**Entries shown:**
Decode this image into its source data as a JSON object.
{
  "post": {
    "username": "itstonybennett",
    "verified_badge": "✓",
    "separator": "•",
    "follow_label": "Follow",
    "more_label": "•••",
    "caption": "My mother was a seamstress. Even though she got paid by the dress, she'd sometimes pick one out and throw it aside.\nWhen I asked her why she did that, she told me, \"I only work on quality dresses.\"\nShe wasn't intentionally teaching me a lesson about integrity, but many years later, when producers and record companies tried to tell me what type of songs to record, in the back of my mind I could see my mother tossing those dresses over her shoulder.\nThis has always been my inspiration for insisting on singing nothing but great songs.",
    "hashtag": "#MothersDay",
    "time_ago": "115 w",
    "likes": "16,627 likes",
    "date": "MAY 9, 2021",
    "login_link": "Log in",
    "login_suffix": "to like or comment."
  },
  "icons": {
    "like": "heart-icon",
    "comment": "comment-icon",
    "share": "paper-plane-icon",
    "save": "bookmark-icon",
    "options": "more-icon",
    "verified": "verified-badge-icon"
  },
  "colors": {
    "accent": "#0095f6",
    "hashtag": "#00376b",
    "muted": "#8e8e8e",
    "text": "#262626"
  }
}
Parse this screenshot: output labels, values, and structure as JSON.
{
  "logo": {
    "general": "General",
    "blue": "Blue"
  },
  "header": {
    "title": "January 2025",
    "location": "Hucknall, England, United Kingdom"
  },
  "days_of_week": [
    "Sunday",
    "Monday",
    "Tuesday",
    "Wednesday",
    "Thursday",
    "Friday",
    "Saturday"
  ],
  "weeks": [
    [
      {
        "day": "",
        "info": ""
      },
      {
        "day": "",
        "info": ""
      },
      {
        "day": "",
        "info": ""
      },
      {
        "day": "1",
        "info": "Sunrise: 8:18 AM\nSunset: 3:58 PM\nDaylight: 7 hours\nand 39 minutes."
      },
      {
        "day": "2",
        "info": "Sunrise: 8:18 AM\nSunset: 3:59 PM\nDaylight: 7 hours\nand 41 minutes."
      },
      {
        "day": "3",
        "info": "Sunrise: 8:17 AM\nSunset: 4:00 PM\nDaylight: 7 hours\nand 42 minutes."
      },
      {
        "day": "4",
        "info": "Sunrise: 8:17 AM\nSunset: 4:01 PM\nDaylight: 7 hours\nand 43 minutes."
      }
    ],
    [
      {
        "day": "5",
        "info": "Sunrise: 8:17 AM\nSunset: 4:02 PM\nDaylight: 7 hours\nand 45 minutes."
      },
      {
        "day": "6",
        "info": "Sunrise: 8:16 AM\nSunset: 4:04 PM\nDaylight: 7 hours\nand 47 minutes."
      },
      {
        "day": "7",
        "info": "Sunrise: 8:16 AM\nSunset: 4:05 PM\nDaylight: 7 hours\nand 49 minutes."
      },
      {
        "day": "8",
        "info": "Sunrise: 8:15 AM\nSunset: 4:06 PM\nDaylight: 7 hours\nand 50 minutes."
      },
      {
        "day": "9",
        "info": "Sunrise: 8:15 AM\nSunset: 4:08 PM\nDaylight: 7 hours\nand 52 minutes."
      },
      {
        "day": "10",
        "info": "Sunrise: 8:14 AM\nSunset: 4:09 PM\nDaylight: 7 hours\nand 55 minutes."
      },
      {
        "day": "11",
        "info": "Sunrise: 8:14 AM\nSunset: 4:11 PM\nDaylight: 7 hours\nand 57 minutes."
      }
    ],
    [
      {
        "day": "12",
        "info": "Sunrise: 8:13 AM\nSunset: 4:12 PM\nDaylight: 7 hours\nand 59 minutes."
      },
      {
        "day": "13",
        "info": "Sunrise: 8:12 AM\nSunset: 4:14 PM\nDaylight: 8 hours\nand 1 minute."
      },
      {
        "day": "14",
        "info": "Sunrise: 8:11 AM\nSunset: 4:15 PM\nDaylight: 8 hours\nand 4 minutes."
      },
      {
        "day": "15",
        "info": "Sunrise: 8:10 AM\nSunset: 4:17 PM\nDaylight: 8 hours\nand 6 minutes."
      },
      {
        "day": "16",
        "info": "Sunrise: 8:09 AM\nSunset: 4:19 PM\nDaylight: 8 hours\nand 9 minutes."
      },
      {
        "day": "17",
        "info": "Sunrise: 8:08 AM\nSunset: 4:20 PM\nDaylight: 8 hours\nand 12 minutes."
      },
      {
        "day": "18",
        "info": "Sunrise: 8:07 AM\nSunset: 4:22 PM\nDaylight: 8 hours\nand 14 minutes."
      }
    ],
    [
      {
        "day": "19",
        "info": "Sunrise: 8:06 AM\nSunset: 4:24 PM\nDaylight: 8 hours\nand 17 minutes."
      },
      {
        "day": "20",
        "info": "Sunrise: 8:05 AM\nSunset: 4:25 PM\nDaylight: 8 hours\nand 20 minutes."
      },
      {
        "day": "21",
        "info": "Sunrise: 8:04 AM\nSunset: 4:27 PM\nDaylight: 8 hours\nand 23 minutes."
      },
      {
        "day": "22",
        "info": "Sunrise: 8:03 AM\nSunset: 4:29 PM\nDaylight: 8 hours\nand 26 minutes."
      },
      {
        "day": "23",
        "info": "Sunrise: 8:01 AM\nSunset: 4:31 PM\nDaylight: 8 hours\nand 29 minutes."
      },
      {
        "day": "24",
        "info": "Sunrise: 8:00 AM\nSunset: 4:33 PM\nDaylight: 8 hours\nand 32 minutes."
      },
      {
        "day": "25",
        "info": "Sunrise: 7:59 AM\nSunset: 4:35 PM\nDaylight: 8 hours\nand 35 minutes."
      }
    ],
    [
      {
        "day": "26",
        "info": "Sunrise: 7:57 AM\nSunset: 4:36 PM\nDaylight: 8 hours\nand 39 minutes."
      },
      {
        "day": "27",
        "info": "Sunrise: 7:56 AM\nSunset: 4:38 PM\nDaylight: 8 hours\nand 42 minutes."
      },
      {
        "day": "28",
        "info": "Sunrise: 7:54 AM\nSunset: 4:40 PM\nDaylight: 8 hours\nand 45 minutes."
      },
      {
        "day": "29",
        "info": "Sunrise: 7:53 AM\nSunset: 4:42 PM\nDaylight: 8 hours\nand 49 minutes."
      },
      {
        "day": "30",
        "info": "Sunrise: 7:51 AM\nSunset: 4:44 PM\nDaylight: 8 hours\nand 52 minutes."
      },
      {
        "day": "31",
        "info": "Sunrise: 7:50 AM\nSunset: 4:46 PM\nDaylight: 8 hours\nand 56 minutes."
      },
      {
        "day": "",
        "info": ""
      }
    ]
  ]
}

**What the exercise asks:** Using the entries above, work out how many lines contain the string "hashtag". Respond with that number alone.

**Result of the exercise:** 2